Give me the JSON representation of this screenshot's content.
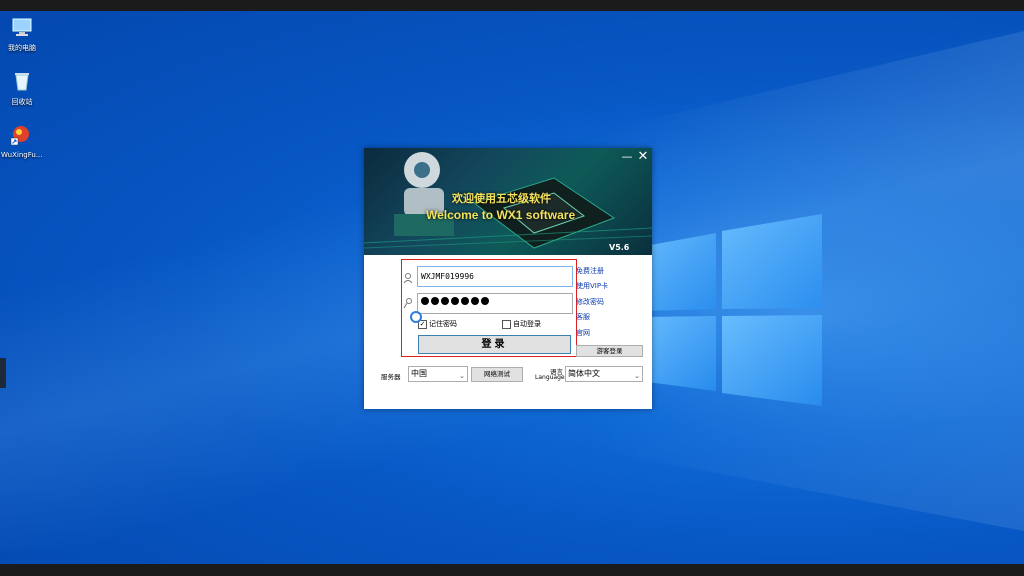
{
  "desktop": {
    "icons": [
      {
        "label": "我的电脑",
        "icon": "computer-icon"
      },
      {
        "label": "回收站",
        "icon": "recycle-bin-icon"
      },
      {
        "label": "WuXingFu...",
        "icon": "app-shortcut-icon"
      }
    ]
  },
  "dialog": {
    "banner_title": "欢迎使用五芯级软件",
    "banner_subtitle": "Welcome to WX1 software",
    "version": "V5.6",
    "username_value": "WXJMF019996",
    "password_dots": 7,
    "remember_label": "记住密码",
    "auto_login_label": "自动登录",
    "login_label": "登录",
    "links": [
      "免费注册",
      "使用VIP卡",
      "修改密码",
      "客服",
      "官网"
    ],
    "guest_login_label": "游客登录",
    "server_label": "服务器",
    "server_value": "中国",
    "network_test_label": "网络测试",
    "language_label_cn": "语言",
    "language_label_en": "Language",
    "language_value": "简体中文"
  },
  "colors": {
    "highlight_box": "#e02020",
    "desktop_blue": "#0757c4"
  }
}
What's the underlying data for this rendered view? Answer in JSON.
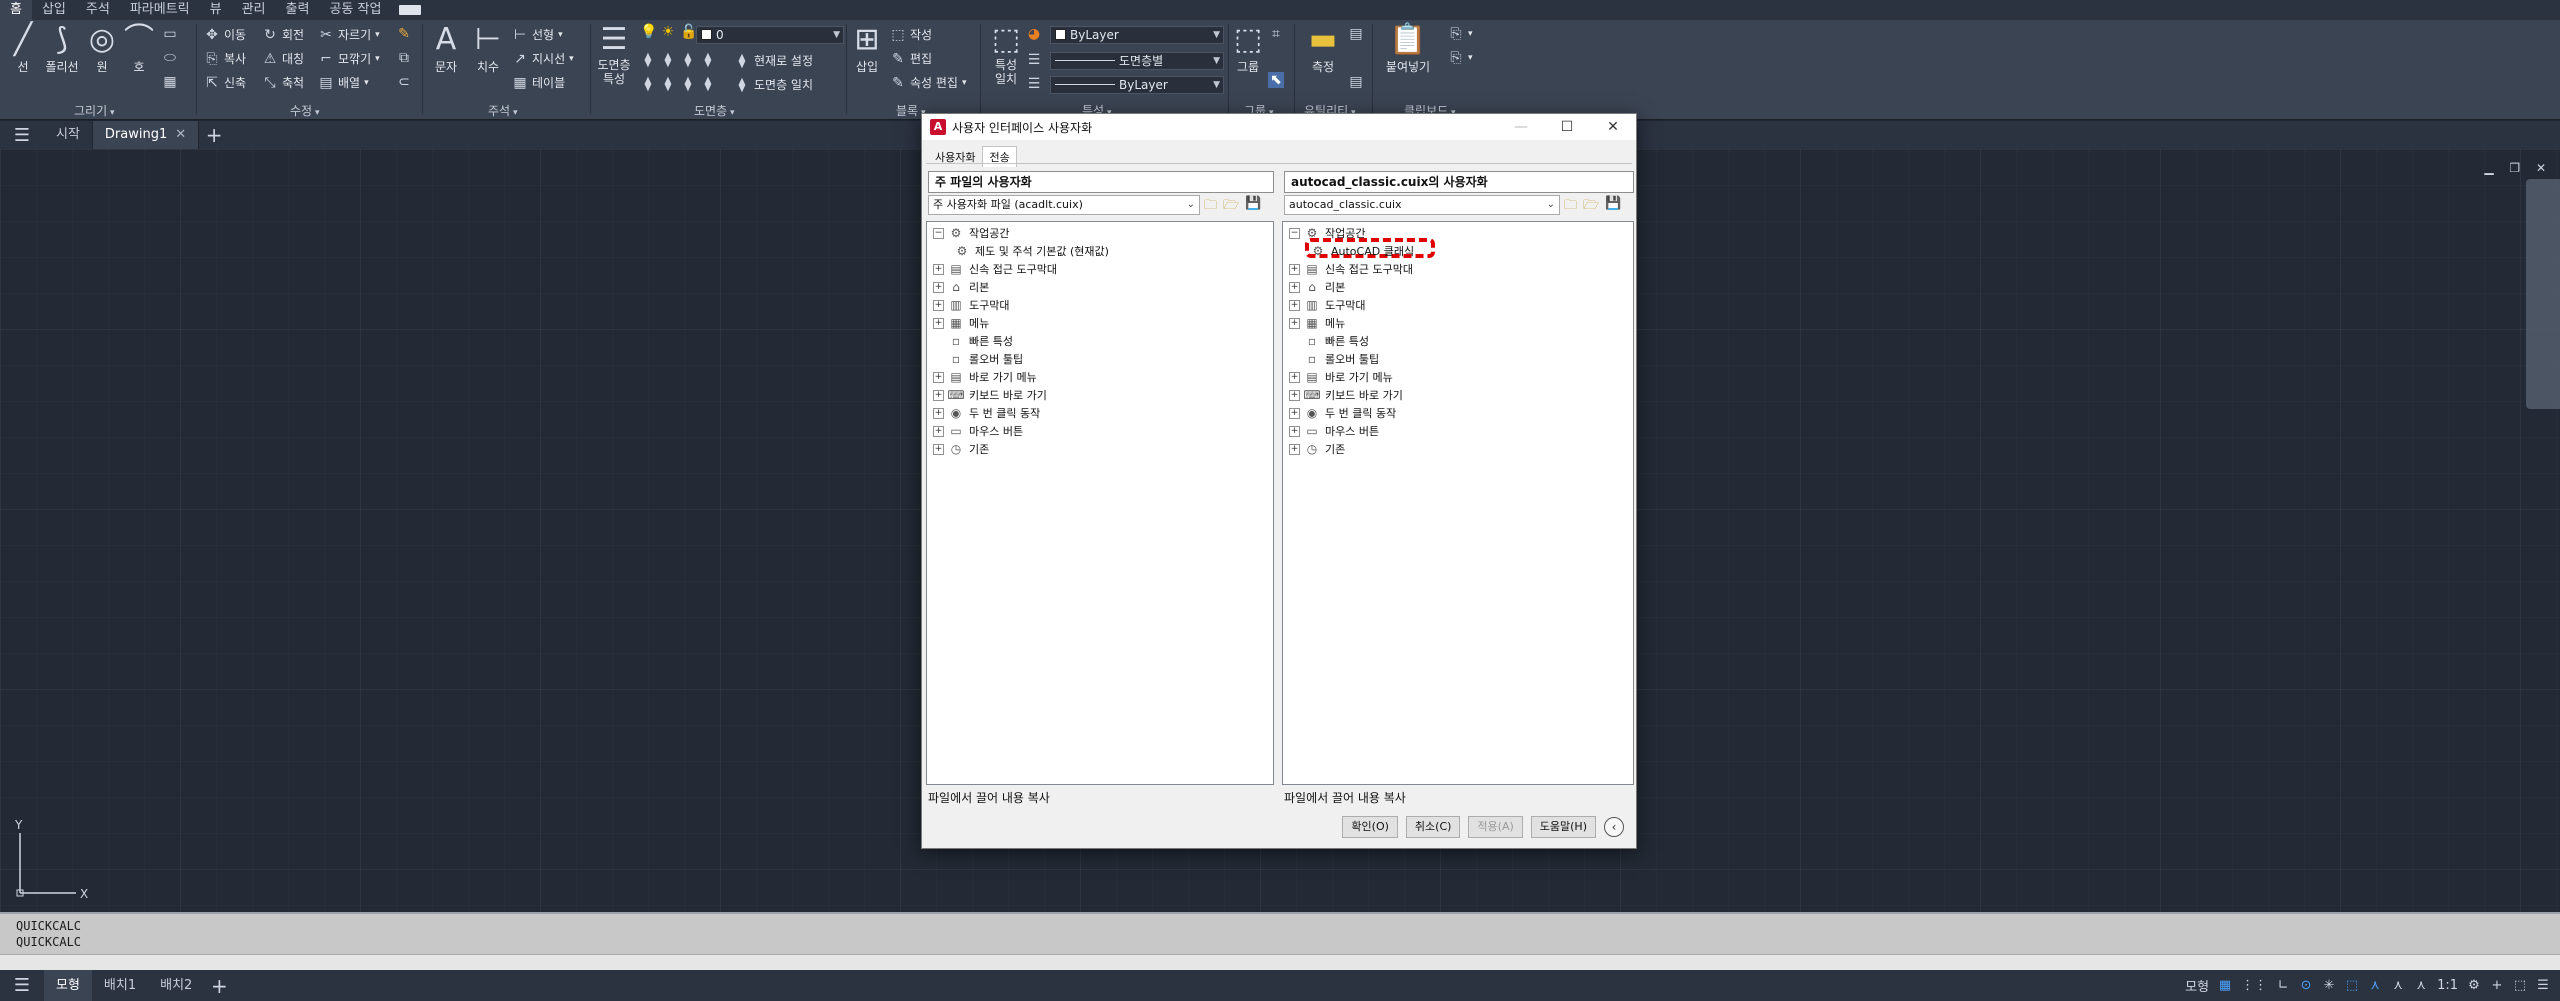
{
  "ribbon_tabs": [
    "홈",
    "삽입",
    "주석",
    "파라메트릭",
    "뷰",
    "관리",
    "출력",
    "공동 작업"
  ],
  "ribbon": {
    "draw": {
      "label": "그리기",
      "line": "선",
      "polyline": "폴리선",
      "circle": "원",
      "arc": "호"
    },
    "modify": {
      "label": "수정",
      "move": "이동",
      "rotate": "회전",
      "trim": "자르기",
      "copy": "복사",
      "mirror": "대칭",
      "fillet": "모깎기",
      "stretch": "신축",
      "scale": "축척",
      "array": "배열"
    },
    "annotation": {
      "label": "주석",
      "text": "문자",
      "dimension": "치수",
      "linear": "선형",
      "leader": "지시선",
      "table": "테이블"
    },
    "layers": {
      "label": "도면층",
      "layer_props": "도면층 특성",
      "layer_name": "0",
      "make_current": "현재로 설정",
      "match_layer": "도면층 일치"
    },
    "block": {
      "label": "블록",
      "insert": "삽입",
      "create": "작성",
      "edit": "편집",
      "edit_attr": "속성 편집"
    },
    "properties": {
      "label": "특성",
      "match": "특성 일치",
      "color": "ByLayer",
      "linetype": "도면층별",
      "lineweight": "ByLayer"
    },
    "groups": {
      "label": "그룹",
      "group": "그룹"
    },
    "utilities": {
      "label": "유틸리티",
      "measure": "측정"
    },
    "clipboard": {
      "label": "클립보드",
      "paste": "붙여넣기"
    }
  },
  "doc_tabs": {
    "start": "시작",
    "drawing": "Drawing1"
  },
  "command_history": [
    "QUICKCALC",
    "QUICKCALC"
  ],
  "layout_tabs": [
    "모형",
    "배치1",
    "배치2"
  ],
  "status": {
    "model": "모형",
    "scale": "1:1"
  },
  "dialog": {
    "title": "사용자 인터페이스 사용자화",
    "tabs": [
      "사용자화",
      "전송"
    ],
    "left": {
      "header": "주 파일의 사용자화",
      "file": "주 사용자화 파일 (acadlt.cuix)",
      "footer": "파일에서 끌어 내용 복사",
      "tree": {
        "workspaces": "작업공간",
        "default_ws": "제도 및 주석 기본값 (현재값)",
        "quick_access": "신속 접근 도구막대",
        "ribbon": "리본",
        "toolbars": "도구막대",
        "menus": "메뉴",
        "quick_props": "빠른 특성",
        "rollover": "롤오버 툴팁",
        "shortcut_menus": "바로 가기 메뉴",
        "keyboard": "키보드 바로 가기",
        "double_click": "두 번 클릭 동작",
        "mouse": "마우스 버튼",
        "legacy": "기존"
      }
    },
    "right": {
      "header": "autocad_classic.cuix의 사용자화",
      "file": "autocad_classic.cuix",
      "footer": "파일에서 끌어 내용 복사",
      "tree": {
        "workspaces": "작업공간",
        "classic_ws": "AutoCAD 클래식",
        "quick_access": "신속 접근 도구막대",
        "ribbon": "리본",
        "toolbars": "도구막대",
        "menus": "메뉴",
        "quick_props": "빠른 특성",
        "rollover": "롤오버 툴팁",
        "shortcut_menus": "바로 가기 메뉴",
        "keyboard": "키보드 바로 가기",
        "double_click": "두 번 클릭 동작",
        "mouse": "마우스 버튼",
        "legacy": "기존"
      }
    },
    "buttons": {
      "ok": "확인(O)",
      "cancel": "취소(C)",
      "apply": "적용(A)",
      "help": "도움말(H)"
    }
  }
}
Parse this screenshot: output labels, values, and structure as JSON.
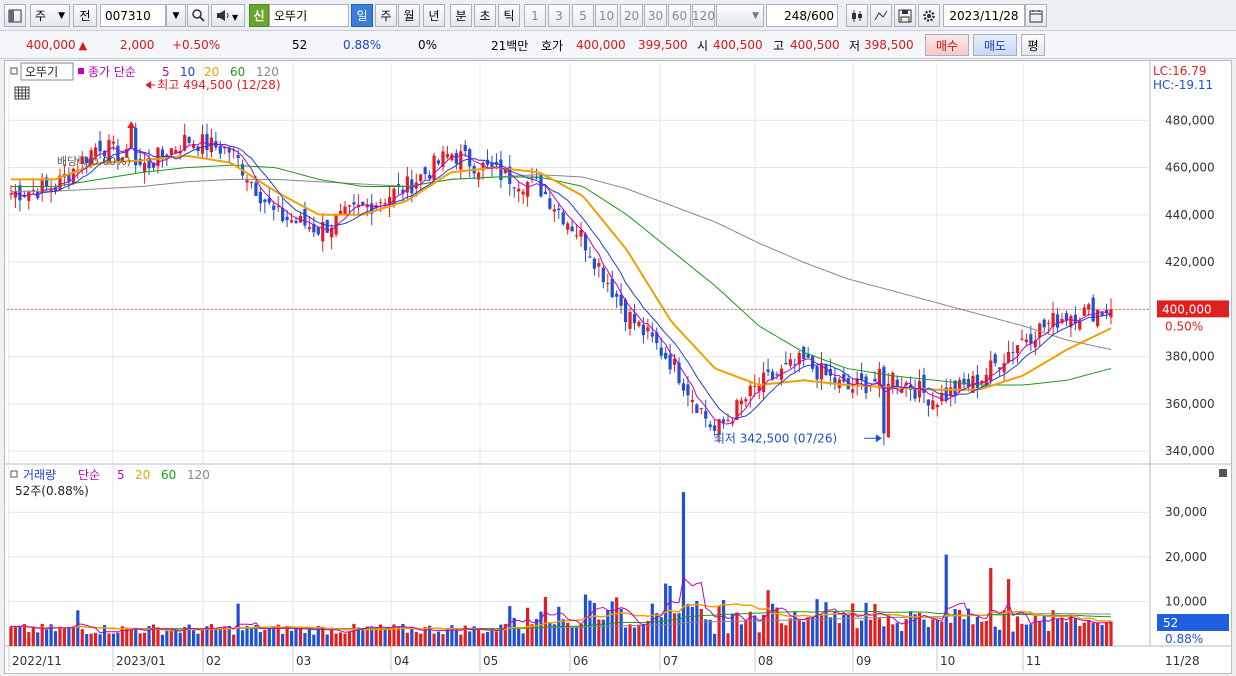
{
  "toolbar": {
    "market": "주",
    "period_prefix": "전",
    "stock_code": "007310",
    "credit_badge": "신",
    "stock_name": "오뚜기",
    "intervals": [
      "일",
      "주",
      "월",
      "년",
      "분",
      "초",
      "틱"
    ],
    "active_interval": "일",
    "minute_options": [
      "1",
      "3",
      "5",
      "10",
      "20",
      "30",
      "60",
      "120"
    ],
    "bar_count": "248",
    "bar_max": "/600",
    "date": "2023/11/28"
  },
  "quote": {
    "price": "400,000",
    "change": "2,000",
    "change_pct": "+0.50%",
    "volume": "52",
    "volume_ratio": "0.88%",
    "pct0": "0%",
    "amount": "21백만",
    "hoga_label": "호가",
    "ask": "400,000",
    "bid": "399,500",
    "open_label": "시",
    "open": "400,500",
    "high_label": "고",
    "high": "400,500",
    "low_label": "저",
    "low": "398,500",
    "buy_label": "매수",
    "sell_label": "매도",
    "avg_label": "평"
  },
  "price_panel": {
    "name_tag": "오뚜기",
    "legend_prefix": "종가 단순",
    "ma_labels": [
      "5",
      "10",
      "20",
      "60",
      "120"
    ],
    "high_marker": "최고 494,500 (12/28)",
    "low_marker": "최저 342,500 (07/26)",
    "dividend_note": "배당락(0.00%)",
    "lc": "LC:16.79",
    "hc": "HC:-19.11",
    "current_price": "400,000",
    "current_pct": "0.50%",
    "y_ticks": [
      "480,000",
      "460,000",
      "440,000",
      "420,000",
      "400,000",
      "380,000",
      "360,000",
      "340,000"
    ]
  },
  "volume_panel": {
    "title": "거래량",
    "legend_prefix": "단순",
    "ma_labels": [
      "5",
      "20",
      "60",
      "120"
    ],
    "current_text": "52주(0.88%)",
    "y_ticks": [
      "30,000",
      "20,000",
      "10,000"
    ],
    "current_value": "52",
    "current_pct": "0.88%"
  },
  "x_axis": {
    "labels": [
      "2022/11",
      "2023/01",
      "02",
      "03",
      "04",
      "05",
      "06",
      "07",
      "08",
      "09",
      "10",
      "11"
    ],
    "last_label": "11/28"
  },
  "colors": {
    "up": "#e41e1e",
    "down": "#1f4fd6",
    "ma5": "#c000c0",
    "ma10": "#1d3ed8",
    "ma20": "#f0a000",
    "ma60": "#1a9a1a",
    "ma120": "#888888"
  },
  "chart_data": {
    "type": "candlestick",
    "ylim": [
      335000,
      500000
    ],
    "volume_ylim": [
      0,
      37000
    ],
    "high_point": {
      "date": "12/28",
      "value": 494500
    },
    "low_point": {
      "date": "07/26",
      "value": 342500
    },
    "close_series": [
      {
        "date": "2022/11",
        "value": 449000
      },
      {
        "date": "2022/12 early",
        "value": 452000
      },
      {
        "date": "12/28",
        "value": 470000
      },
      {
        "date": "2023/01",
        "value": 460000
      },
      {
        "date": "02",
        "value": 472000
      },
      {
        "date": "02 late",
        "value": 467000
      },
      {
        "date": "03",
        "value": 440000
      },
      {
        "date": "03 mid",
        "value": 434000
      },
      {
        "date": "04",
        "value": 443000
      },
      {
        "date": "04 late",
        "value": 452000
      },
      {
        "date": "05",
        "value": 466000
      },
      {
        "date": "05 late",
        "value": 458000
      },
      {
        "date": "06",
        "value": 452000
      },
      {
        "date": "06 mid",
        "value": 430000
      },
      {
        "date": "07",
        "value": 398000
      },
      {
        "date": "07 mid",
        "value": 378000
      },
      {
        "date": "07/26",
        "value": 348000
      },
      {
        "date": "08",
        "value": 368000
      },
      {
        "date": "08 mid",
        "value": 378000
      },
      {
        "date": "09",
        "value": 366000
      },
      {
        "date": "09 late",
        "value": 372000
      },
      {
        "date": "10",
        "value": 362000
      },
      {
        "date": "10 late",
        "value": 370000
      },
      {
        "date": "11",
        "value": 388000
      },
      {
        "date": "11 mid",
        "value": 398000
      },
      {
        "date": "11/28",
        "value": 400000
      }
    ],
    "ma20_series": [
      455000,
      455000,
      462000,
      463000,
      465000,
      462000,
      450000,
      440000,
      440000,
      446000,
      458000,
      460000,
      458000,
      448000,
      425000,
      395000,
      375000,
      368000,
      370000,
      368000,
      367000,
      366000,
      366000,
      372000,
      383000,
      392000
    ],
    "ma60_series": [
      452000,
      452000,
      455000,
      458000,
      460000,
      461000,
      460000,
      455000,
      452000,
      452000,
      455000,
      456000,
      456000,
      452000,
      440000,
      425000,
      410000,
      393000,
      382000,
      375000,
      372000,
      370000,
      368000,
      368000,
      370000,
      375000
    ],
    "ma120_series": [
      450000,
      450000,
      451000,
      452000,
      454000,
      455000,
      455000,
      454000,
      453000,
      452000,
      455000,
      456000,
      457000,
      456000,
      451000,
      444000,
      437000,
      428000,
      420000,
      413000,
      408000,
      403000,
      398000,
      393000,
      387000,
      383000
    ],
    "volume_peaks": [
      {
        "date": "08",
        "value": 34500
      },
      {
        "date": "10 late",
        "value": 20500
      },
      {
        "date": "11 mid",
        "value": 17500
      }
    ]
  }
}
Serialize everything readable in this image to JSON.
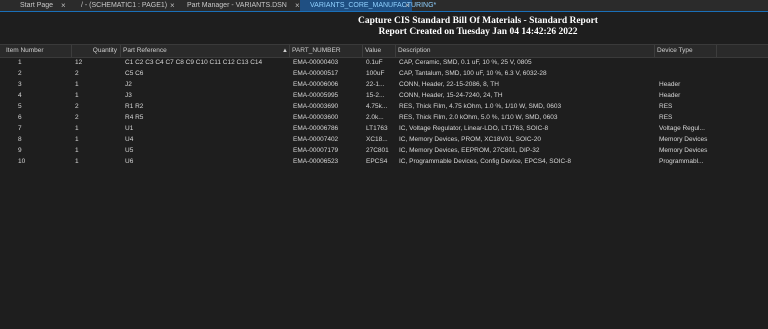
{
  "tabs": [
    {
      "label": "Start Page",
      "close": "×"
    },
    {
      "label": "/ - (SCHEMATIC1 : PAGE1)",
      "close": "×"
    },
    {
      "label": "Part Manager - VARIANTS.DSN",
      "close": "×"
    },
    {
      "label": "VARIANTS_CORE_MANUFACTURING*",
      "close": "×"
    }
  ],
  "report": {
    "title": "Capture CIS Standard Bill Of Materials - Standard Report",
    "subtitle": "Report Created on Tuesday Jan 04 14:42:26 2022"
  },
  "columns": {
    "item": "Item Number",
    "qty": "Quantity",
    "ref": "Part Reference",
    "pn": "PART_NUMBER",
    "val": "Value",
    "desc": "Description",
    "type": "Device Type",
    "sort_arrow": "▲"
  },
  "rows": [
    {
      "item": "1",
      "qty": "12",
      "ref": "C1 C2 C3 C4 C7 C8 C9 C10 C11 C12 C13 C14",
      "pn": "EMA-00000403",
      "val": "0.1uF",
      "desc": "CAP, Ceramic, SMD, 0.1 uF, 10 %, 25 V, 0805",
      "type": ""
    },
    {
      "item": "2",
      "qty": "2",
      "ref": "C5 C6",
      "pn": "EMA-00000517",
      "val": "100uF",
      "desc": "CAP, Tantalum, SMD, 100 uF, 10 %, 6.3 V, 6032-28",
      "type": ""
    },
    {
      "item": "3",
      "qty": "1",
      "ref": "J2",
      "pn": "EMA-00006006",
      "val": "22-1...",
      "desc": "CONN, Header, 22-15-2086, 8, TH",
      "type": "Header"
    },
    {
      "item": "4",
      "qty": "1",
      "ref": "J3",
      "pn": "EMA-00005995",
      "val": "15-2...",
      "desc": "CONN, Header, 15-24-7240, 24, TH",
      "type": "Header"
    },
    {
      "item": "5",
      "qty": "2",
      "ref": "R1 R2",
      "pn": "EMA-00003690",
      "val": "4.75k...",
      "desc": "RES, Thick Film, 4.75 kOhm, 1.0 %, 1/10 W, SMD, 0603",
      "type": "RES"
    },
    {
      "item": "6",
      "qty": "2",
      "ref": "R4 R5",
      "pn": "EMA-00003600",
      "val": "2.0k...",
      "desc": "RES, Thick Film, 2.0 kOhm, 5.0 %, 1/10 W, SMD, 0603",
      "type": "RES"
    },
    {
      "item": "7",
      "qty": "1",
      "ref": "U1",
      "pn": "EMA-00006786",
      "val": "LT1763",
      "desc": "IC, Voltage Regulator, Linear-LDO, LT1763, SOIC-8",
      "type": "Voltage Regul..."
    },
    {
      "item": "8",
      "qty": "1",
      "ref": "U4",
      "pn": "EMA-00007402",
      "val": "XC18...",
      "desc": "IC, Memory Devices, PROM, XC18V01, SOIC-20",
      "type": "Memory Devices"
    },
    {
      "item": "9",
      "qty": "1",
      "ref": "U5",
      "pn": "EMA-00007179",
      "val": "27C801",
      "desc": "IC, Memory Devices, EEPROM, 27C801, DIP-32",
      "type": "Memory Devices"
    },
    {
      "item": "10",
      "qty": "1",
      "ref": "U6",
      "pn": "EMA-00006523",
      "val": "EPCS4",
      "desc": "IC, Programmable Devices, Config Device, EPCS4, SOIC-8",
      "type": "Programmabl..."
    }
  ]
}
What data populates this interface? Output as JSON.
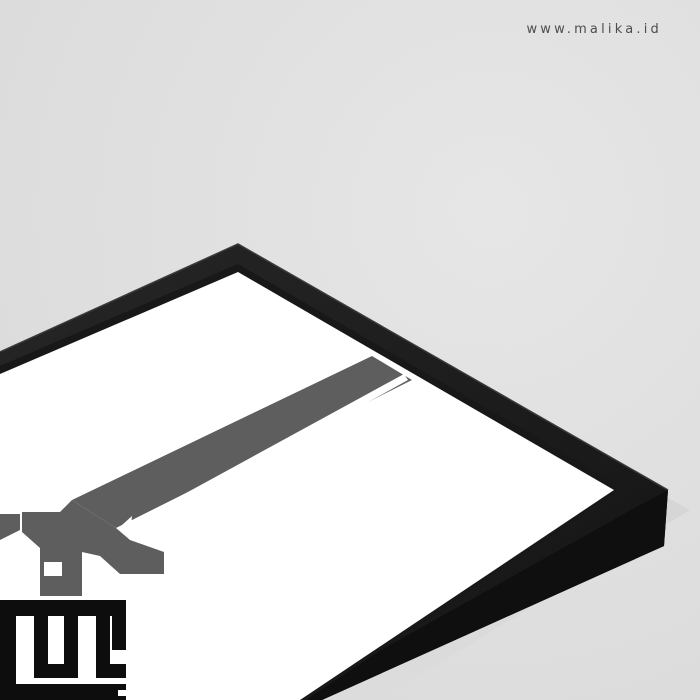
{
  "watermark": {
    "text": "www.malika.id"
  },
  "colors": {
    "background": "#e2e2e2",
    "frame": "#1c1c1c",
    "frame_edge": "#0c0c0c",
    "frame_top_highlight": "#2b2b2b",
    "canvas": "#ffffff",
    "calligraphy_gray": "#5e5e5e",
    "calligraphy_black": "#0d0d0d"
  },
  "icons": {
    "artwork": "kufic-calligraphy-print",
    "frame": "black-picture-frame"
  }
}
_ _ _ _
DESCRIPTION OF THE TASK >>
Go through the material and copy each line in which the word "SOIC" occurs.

ANSWER BOX >>
      "desc": "IC, Voltage Regulator, Linear-LDO, LT1763, SOIC-8",
      "desc": "IC, Memory Devices, PROM, XC18V01, SOIC-20",
      "desc": "IC, Programmable Devices, Config Device, EPCS4, SOIC-8",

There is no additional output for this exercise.